Dr Peter Eastmond who led the research said: “It’s extremely important for plants to maintain and adapt their cellular membrane systems in response to developmental and environmental cues. Our discovery that plant cells induce changes in the lipid composition of their membranes to control the rate at which they produce more membranes is an important step in helping us unravel how membrane production is coordinated with basic processes that demand new membrane such as cell division and expansion”.

Publication

Contacts

Notes to Editors

For further information please contact:

Dr Erin O’Rourke

Communications Officer

Directorate

Rothamsted Research
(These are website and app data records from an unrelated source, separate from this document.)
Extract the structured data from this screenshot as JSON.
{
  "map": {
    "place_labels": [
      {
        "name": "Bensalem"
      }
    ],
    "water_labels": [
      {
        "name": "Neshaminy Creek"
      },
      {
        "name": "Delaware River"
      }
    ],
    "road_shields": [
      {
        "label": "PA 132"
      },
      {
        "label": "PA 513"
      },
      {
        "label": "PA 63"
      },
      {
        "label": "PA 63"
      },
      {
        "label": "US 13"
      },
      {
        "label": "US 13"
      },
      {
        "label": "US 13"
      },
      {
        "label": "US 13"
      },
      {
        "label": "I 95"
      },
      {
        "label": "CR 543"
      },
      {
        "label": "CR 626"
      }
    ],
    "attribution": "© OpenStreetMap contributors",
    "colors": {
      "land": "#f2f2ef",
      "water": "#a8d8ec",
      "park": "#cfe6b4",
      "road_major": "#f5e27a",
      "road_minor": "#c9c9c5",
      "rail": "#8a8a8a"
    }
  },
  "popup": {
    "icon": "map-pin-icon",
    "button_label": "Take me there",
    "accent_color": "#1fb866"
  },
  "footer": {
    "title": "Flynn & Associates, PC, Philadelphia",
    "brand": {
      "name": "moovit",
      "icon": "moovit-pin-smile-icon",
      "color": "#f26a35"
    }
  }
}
Harpenden AL5 2JQ

Tel: +44 (0) 1582 796 133 ext: 2685

Email: erin.orourke@rothamsted.ac.uk

Pupils take on farming challenge

Teams of school pupils pitch their ideas to reduce slug damage to crops after meeting scientists at Rothamsted Research and visiting a local farm.

Seek and you shall find: bees remain excellent searchers even when sick

Scientists have found that honeybees exhibit a characteristic flight pattern to explore their surroundings, even when affected by disease.

Rothamsted Research launches Annual Review

The latest Annual Review showcases highlights from a busy year spent delivering excellent science, establishing collaborations and re-defining our long-term vision and strategic priorities.

Institute Director receives Honorary Doctorate from University of Hertfordshire

Professor Achim Dobermann, Director and CEO of Rothamsted Research, honoured in ceremony at St Albans Cathedral.

Pages

Rothamsted Press Office

For further information, please contact:

Dr Matina Tsalavouta (matina.tsalavouta@rothamsted.ac.uk), Tel: +44 (0) 1582 938 525

About Rothamsted Research

We are the longest running agricultural research station in the world, providing cutting-edge science and innovation for over 170 years. Our mission is to deliver the knowledge and new practices to increase crop productivity and quality and to develop environmentally sustainable solutions for food and energy production.

Our strength lies in the integrated, multidisciplinary approach to research in plant, insect and soil science.

Rothamsted Research is strategically funded by the Biotechnology and Biological Sciences Research Council (BBSRC). In 2013-2014 Rothamsted Researched received a total of £32.9M from the BBSRC.

About BBSRC

The Biotechnology and Biological Sciences Research Council (BBSRC) invests in world-class bioscience research and training on behalf of the UK public. Our aim is to further scientific knowledge, to promote economic growth, wealth and job creation and to improve quality of life in the UK and beyond.

Funded by Government, BBSRC invested over £509M in world-class bioscience in 2014-15. We support research and training in universities and strategically funded institutes. BBSRC research and the people we fund are helping society to meet major challenges, including food security, green energy and healthier, longer lives. Our investments underpin important UK economic sectors, such as farming, food, industrial biotechnology and pharmaceuticals.

For more information about BBSRC, our science and our impact see: http://www.bbsrc.ac.uk

For more information about BBSRC strategically funded institutes see: http://www.bbsrc.ac.uk/institutes